> _Your objective_: Please set down each of the lines below once more, exactly, omitting all pictures.

> _Record extracts_:
◆ ◆ ◆ ◆ ◆
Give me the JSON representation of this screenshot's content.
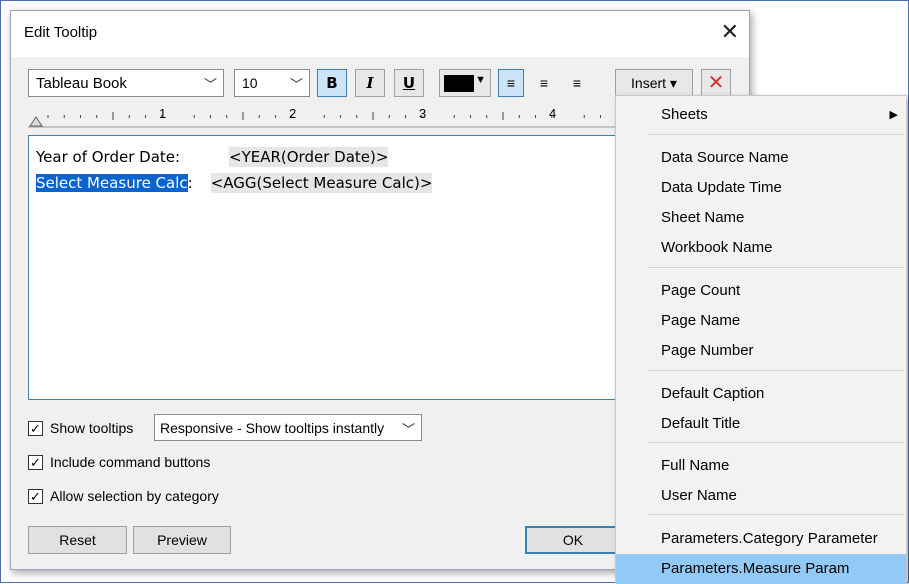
{
  "dialog": {
    "title": "Edit Tooltip",
    "close_symbol": "✕"
  },
  "toolbar": {
    "font": "Tableau Book",
    "size": "10",
    "bold": "B",
    "italic": "I",
    "underline": "U",
    "color": "#000000",
    "align_left": "≡",
    "align_center": "≡",
    "align_right": "≡",
    "insert": "Insert ▾",
    "clear": "✕"
  },
  "ruler": {
    "labels": [
      "1",
      "2",
      "3",
      "4"
    ]
  },
  "editor": {
    "line1_label": "Year of Order Date:",
    "line1_field": "<YEAR(Order Date)>",
    "line2_label": "Select Measure Calc",
    "line2_colon": ":",
    "line2_field": "<AGG(Select Measure Calc)>"
  },
  "options": {
    "show_tooltips": "Show tooltips",
    "tooltip_mode": "Responsive - Show tooltips instantly",
    "include_command_buttons": "Include command buttons",
    "allow_selection": "Allow selection by category",
    "check": "✓"
  },
  "buttons": {
    "reset": "Reset",
    "preview": "Preview",
    "ok": "OK"
  },
  "menu": {
    "items": [
      "Sheets",
      "Data Source Name",
      "Data Update Time",
      "Sheet Name",
      "Workbook Name",
      "Page Count",
      "Page Name",
      "Page Number",
      "Default Caption",
      "Default Title",
      "Full Name",
      "User Name",
      "Parameters.Category Parameter",
      "Parameters.Measure Param"
    ],
    "highlight_color": "#91c9f7"
  }
}
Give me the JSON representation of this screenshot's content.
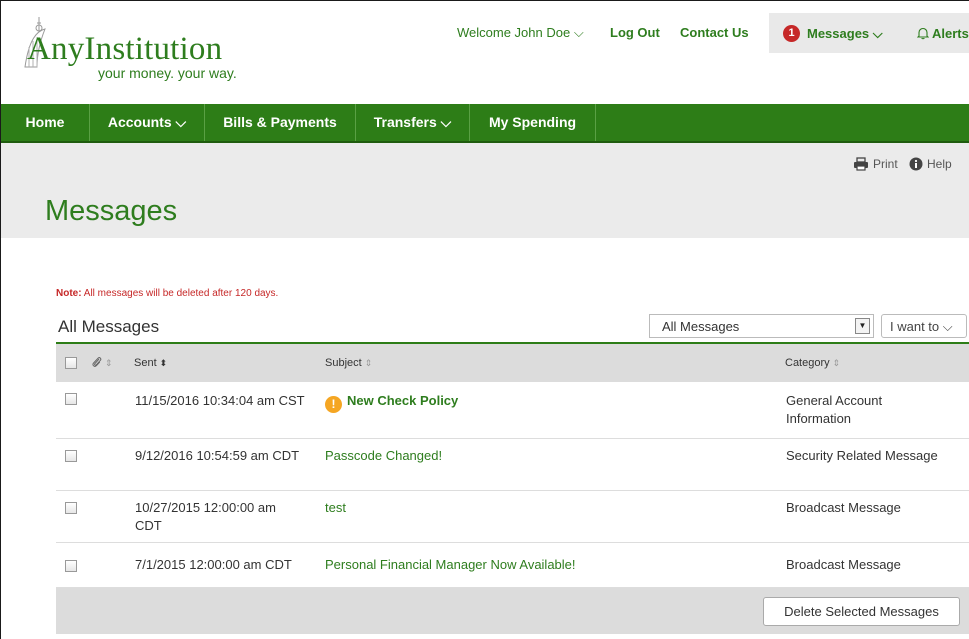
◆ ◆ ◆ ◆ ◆
> _Task result_:
Give me the JSON representation of this screenshot's content.
{
  "dialog": {
    "title": "Edit Tooltip",
    "close_symbol": "✕"
  },
  "toolbar": {
    "font": "Tableau Book",
    "size": "10",
    "bold": "B",
    "italic": "I",
    "underline": "U",
    "color": "#000000",
    "align_left": "≡",
    "align_center": "≡",
    "align_right": "≡",
    "insert": "Insert ▾",
    "clear": "✕"
  },
  "ruler": {
    "labels": [
      "1",
      "2",
      "3",
      "4"
    ]
  },
  "editor": {
    "line1_label": "Year of Order Date:",
    "line1_field": "<YEAR(Order Date)>",
    "line2_label": "Select Measure Calc",
    "line2_colon": ":",
    "line2_field": "<AGG(Select Measure Calc)>"
  },
  "options": {
    "show_tooltips": "Show tooltips",
    "tooltip_mode": "Responsive - Show tooltips instantly",
    "include_command_buttons": "Include command buttons",
    "allow_selection": "Allow selection by category",
    "check": "✓"
  },
  "buttons": {
    "reset": "Reset",
    "preview": "Preview",
    "ok": "OK"
  },
  "menu": {
    "items": [
      "Sheets",
      "Data Source Name",
      "Data Update Time",
      "Sheet Name",
      "Workbook Name",
      "Page Count",
      "Page Name",
      "Page Number",
      "Default Caption",
      "Default Title",
      "Full Name",
      "User Name",
      "Parameters.Category Parameter",
      "Parameters.Measure Param"
    ],
    "highlight_color": "#91c9f7"
  }
}
Give me the JSON representation of this screenshot's content.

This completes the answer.